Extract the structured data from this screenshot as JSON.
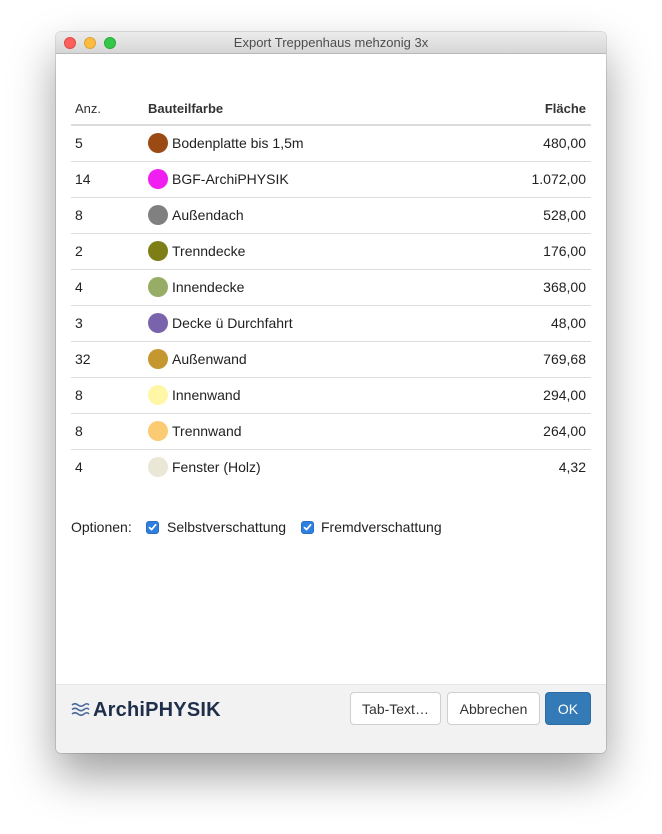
{
  "window": {
    "title": "Export Treppenhaus mehzonig 3x"
  },
  "table": {
    "headers": {
      "anz": "Anz.",
      "farbe": "Bauteilfarbe",
      "flaeche": "Fläche"
    },
    "rows": [
      {
        "anz": "5",
        "name": "Bodenplatte bis 1,5m",
        "value": "480,00",
        "color": "#9a4a12"
      },
      {
        "anz": "14",
        "name": "BGF-ArchiPHYSIK",
        "value": "1.072,00",
        "color": "#f01ef0"
      },
      {
        "anz": "8",
        "name": "Außendach",
        "value": "528,00",
        "color": "#808080"
      },
      {
        "anz": "2",
        "name": "Trenndecke",
        "value": "176,00",
        "color": "#7e7e17"
      },
      {
        "anz": "4",
        "name": "Innendecke",
        "value": "368,00",
        "color": "#97ad66"
      },
      {
        "anz": "3",
        "name": "Decke ü Durchfahrt",
        "value": "48,00",
        "color": "#7a63ad"
      },
      {
        "anz": "32",
        "name": "Außenwand",
        "value": "769,68",
        "color": "#c5972f"
      },
      {
        "anz": "8",
        "name": "Innenwand",
        "value": "294,00",
        "color": "#fff6a6"
      },
      {
        "anz": "8",
        "name": "Trennwand",
        "value": "264,00",
        "color": "#fbcb74"
      },
      {
        "anz": "4",
        "name": "Fenster (Holz)",
        "value": "4,32",
        "color": "#ebe7d6"
      }
    ]
  },
  "options": {
    "label": "Optionen:",
    "selbst": {
      "label": "Selbstverschattung",
      "checked": true
    },
    "fremd": {
      "label": "Fremdverschattung",
      "checked": true
    }
  },
  "footer": {
    "logo_text": "ArchiPHYSIK",
    "logo_icon": "waves-icon",
    "tab_text_label": "Tab-Text…",
    "cancel_label": "Abbrechen",
    "ok_label": "OK"
  },
  "colors": {
    "accent": "#337ab7",
    "checkbox": "#2f7fe0"
  }
}
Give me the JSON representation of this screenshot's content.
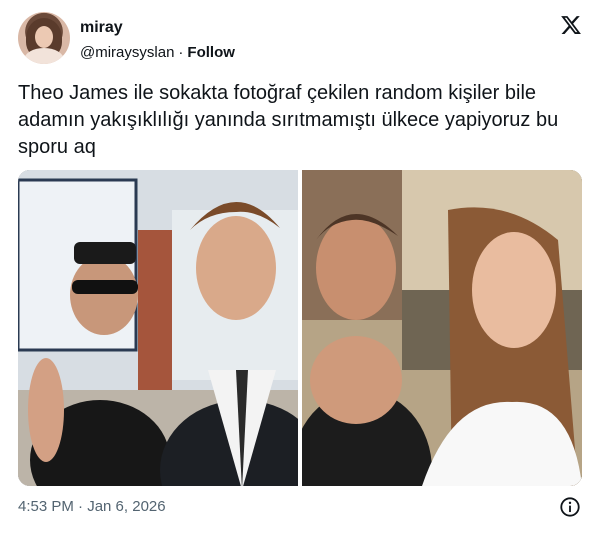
{
  "author": {
    "display_name": "miray",
    "handle": "@miraysyslan",
    "separator": "·",
    "follow_label": "Follow"
  },
  "tweet": {
    "text": "Theo James ile sokakta fotoğraf çekilen random kişiler bile adamın yakışıklılığı yanında sırıtmamıştı ülkece yapiyoruz bu sporu aq"
  },
  "media": {
    "count": 2,
    "images": [
      {
        "description_icon": "photo"
      },
      {
        "description_icon": "photo"
      }
    ]
  },
  "footer": {
    "timestamp": "4:53 PM · Jan 6, 2026"
  },
  "icons": {
    "brand": "x-logo-icon",
    "info": "info-icon"
  },
  "colors": {
    "text": "#0f1419",
    "secondary": "#536471"
  }
}
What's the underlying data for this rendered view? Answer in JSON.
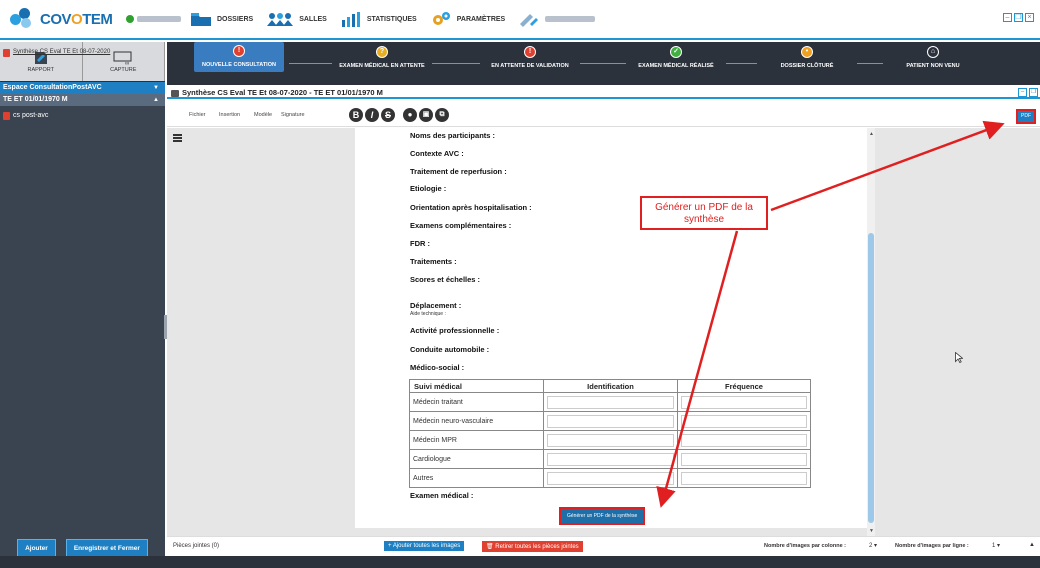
{
  "app": {
    "logo_part1": "COV",
    "logo_part2": "O",
    "logo_part3": "TEM"
  },
  "menu": [
    {
      "label": "DOSSIERS"
    },
    {
      "label": "SALLES"
    },
    {
      "label": "STATISTIQUES"
    },
    {
      "label": "PARAMÈTRES"
    }
  ],
  "left": {
    "rapport": "RAPPORT",
    "capture": "CAPTURE",
    "section1": "Espace ConsultationPostAVC",
    "section2": "TE ET 01/01/1970 M",
    "docs": [
      "cs post-avc",
      "Synthèse CS Eval TE Et 08-07-2020"
    ],
    "ajouter": "Ajouter",
    "enregistrer": "Enregistrer et Fermer"
  },
  "workflow": [
    {
      "label": "NOUVELLE CONSULTATION",
      "color": "#e04030",
      "glyph": "!"
    },
    {
      "label": "EXAMEN MÉDICAL EN ATTENTE",
      "color": "#e8b020",
      "glyph": "?"
    },
    {
      "label": "EN ATTENTE DE VALIDATION",
      "color": "#e04030",
      "glyph": "!"
    },
    {
      "label": "EXAMEN MÉDICAL RÉALISÉ",
      "color": "#40b040",
      "glyph": "✓"
    },
    {
      "label": "DOSSIER CLÔTURÉ",
      "color": "#f0a020",
      "glyph": "•"
    },
    {
      "label": "PATIENT NON VENU",
      "color": "#2b323c",
      "glyph": "⌂"
    }
  ],
  "doc": {
    "title": "Synthèse CS Eval TE Et 08-07-2020 - TE ET 01/01/1970 M"
  },
  "editor": {
    "tabs": [
      "Fichier",
      "Insertion",
      "Modèle",
      "Signature"
    ],
    "fmt": [
      "B",
      "I",
      "S"
    ],
    "pdf": "PDF"
  },
  "fields": [
    "Noms des participants :",
    "Contexte AVC :",
    "Traitement de reperfusion :",
    "Etiologie :",
    "Orientation après hospitalisation :",
    "Examens complémentaires :",
    "FDR :",
    "Traitements :",
    "Scores et échelles :",
    "Déplacement :",
    "Activité professionnelle :",
    "Conduite automobile :",
    "Médico-social :"
  ],
  "deplacement_sub": "Aide technique :",
  "table": {
    "headers": [
      "Suivi médical",
      "Identification",
      "Fréquence"
    ],
    "rows": [
      "Médecin traitant",
      "Médecin neuro-vasculaire",
      "Médecin MPR",
      "Cardiologue",
      "Autres"
    ]
  },
  "examen": "Examen médical :",
  "gen_button": "Générer un PDF de la synthèse",
  "callout": "Générer un PDF de la synthèse",
  "bottom": {
    "pj": "Pièces jointes (0)",
    "add_all": "Ajouter toutes les images",
    "remove_all": "Retirer toutes les pièces jointes",
    "nb_col_label": "Nombre d'images par colonne :",
    "nb_col": "2",
    "nb_line_label": "Nombre d'images par ligne :",
    "nb_line": "1"
  },
  "colors": {
    "accent": "#1e96d3",
    "dark": "#2b323c",
    "red": "#e02020"
  }
}
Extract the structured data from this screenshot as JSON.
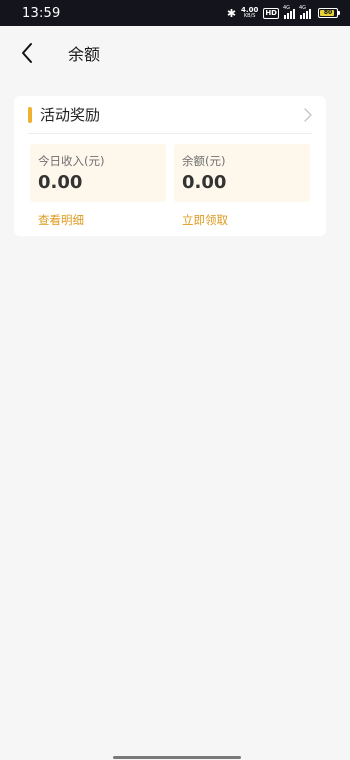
{
  "status_bar": {
    "time": "13:59",
    "bluetooth_icon": "bluetooth-icon",
    "speed_value": "4.00",
    "speed_unit": "KB/S",
    "hd_label": "HD",
    "sim1_net": "4G",
    "sim2_net": "4G",
    "battery_level": "80"
  },
  "nav": {
    "back_icon": "chevron-left-icon",
    "title": "余额"
  },
  "activity_card": {
    "title": "活动奖励",
    "accent_color": "#f0b12e",
    "today_income": {
      "label": "今日收入(元)",
      "value": "0.00",
      "link": "查看明细"
    },
    "balance": {
      "label": "余额(元)",
      "value": "0.00",
      "link": "立即领取"
    }
  }
}
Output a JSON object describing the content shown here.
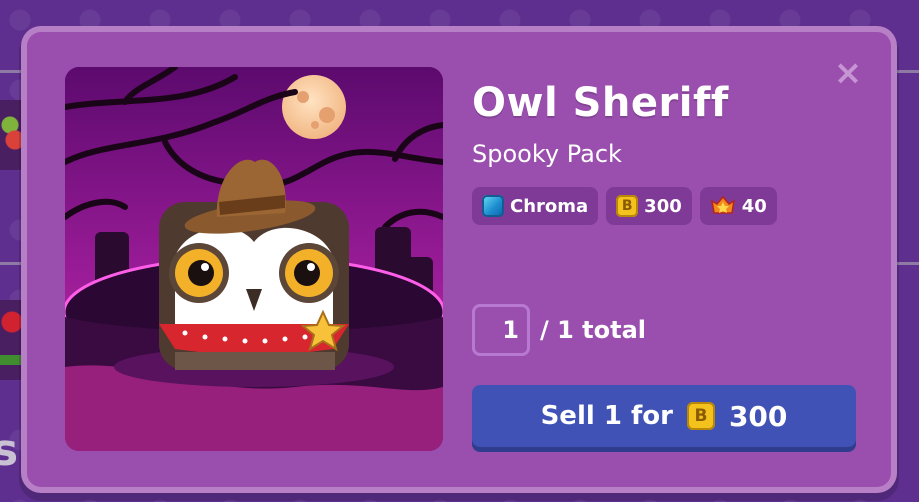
{
  "modal": {
    "close_icon": "×",
    "item": {
      "name": "Owl Sheriff",
      "pack": "Spooky Pack",
      "badges": [
        {
          "icon": "chroma-icon",
          "label": "Chroma"
        },
        {
          "icon": "token-icon",
          "label": "300"
        },
        {
          "icon": "xp-icon",
          "label": "40"
        }
      ]
    },
    "quantity": {
      "value": "1",
      "total_label": "/ 1 total"
    },
    "sell_button": {
      "label": "Sell 1 for",
      "token_glyph": "B",
      "price": "300"
    }
  },
  "background": {
    "corner_text": "s"
  },
  "colors": {
    "page_bg": "#5e2f8f",
    "modal_bg": "#9a4fae",
    "sell_button": "#4052b5",
    "token": "#f4c21d"
  }
}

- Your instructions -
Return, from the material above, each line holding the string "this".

- Solution below -
Extract the structured data from this screenshot as JSON.
Give me the JSON representation of this screenshot's content.
What's the underlying data for this rendered view? Answer in JSON.
Extract the structured data from this screenshot as JSON.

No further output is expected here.